Manisha spots a group of workers in an under-construction building in her neighbourhood.  She reaches out to friends, the Residents Welfare Association (RWA) and organises food and other essentials. They however, leave the city when lockdown is relax11050174_667455300026220_8202474352935539380_oed, with their head held high, a journey of hundreds of kilometres, part by foot, part over trucks, and whatever else is plying. “We live with our income, and feel ashamed to live on charity and be a burden to others,” they say.

Chitra, a former colleague of my husband and her friend Indira drove to the nearest highway and distributed well thought out food packets, food that quenches thirst and survives the heat. They continue to help the migrant workers figure out logistics to go back to their villages. Bindu is feeding five stranded families near her home since the lock down. Divya a women restaurateur is distributing cooked food.

Ipsita, a friend’s friend is coordinating food at Medchal, the exit point migrant workers. Manshi is participating in a chain fasting to register her protest against the injustice of all that is going on.

My friends Sudha, Pavithra, Switha, and their teams who work with artisans in villages have distributed dry ration and driving campaigns to clear the piled up stocks as all exhibitions are cancelled and the artisans have nowhere to sell their products. Ambika Devi a Madhubani artist paints inside her house a depiction of lock down and stay home. DSS, an organisation working in rural Odisha is training adolescent girls in spreading awareness on the virus and the need to maintain hygiene.

A friend who has a garden says men in the neighbourhood are coming and working in her garden, raking, and digging, things they have never done before! Young teenage girls in my neighbourhood are giving cycling lessons to other small children. I see new friendships, offers to bring things when neighbour is walking to the nearby store, exchange of fruits and vegetables. A new kind of looking out for each other.

I feel my spirit rise. These are all ordinary people rising to the crises and helping others cope. This time of shared uncertainty has brought about a shared camaraderie.

May be we will go back to the same. May be we won’t. May be Nature would not let us go back to the endless frenzy of unending chase.
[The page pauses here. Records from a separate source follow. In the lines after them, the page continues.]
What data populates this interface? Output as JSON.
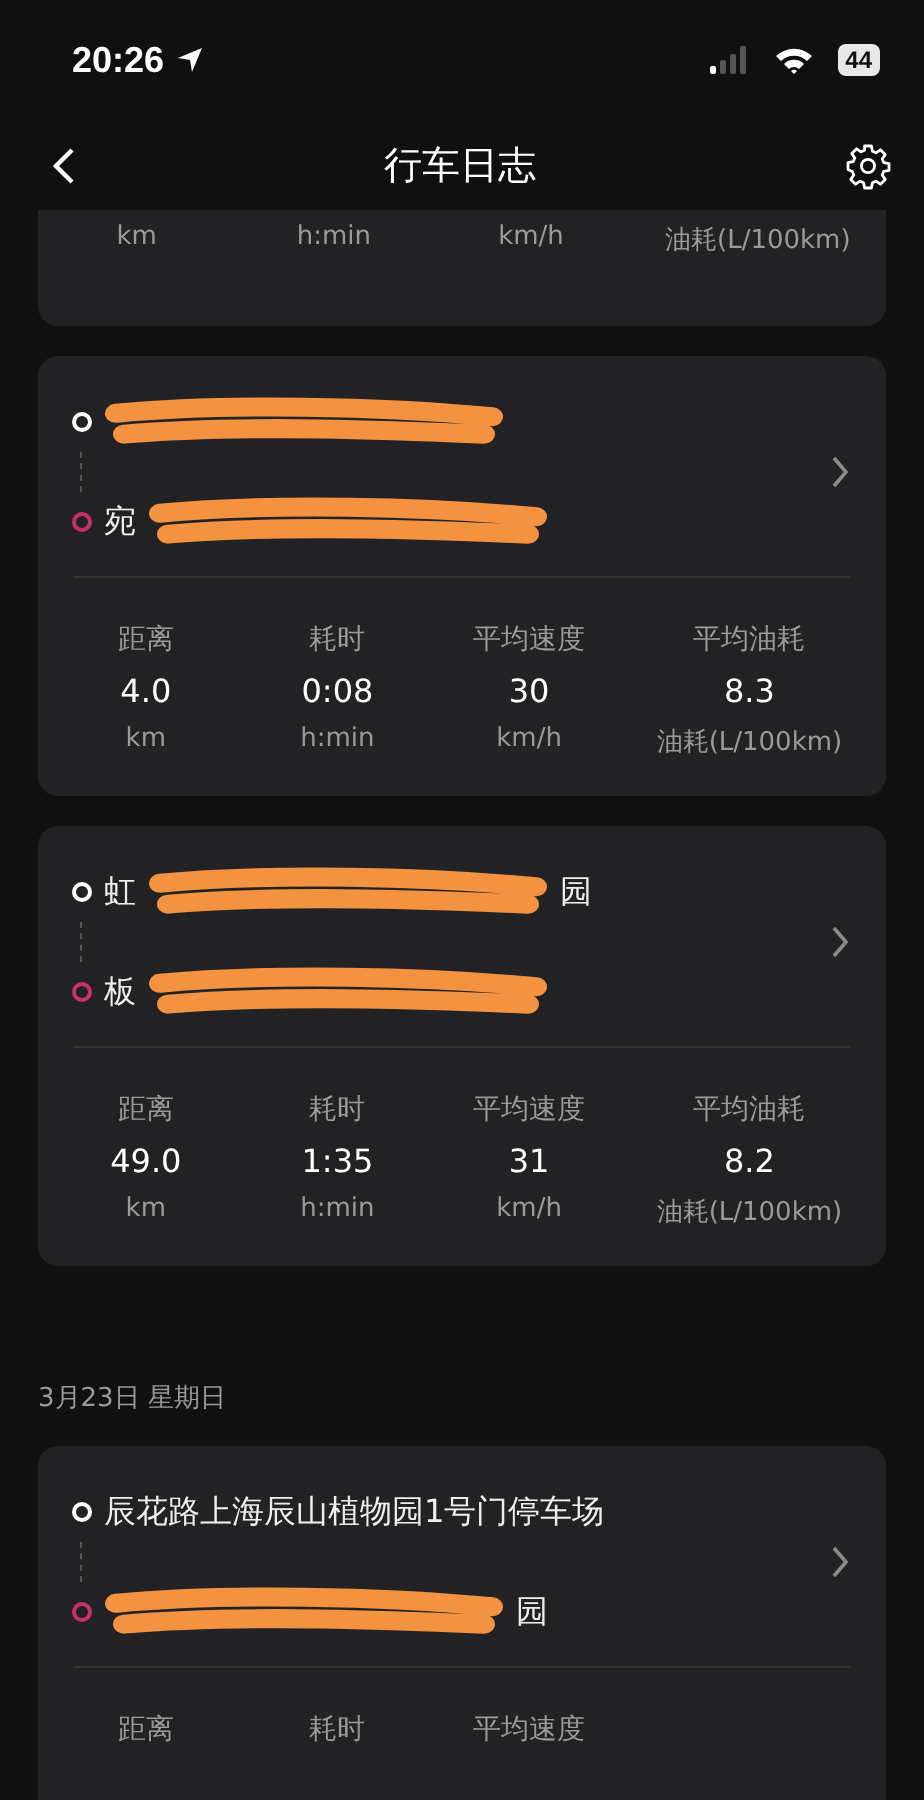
{
  "status_bar": {
    "time": "20:26",
    "battery": "44"
  },
  "nav": {
    "title": "行车日志"
  },
  "partial_card": {
    "units": [
      "km",
      "h:min",
      "km/h",
      "油耗(L/100km)"
    ]
  },
  "trips": [
    {
      "origin": [
        {
          "kind": "scribble"
        }
      ],
      "destination": [
        {
          "kind": "text",
          "text": "宛"
        },
        {
          "kind": "scribble"
        }
      ],
      "stats": [
        {
          "label": "距离",
          "value": "4.0",
          "unit": "km"
        },
        {
          "label": "耗时",
          "value": "0:08",
          "unit": "h:min"
        },
        {
          "label": "平均速度",
          "value": "30",
          "unit": "km/h"
        },
        {
          "label": "平均油耗",
          "value": "8.3",
          "unit": "油耗(L/100km)"
        }
      ]
    },
    {
      "origin": [
        {
          "kind": "text",
          "text": "虹"
        },
        {
          "kind": "scribble"
        },
        {
          "kind": "text",
          "text": "园"
        }
      ],
      "destination": [
        {
          "kind": "text",
          "text": "板"
        },
        {
          "kind": "scribble"
        }
      ],
      "stats": [
        {
          "label": "距离",
          "value": "49.0",
          "unit": "km"
        },
        {
          "label": "耗时",
          "value": "1:35",
          "unit": "h:min"
        },
        {
          "label": "平均速度",
          "value": "31",
          "unit": "km/h"
        },
        {
          "label": "平均油耗",
          "value": "8.2",
          "unit": "油耗(L/100km)"
        }
      ]
    }
  ],
  "date_header": "3月23日 星期日",
  "last_trip": {
    "origin": [
      {
        "kind": "text",
        "text": "辰花路上海辰山植物园1号门停车场"
      }
    ],
    "destination": [
      {
        "kind": "scribble"
      },
      {
        "kind": "text",
        "text": "园"
      }
    ],
    "stats": [
      {
        "label": "距离"
      },
      {
        "label": "耗时"
      },
      {
        "label": "平均速度"
      }
    ]
  }
}
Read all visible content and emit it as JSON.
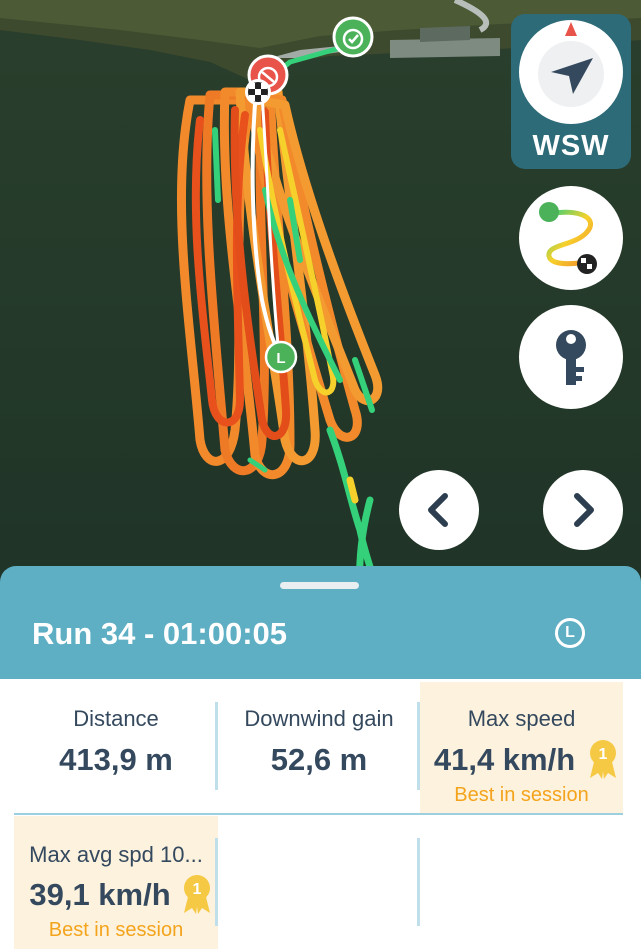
{
  "map": {
    "start_icon": "stopwatch-start-icon",
    "end_icon": "stopwatch-stop-icon",
    "finish_icon": "checkered-flag-icon",
    "longest_marker": "L",
    "colors": {
      "water": "#233a2b",
      "fast": "#e8501c",
      "mid": "#f28a2c",
      "slow": "#34d07a",
      "accent": "#5eaec4"
    }
  },
  "compass": {
    "direction": "WSW",
    "icon": "navigation-arrow-icon"
  },
  "buttons": {
    "track": "track-route-icon",
    "key": "key-icon",
    "prev": "chevron-left-icon",
    "next": "chevron-right-icon"
  },
  "run": {
    "title": "Run 34 - 01:00:05",
    "badge": "L"
  },
  "stats": {
    "distance": {
      "label": "Distance",
      "value": "413,9 m"
    },
    "downwind": {
      "label": "Downwind gain",
      "value": "52,6 m"
    },
    "max_speed": {
      "label": "Max speed",
      "value": "41,4 km/h",
      "note": "Best in session",
      "medal": "1"
    },
    "max_avg": {
      "label": "Max avg spd 10...",
      "value": "39,1 km/h",
      "note": "Best in session",
      "medal": "1"
    }
  }
}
In reading and writing about these courageous women with souls full of love, care and compassion, I am choosing their kindness and courage to guide me out of this pandemic and for the rest of my life.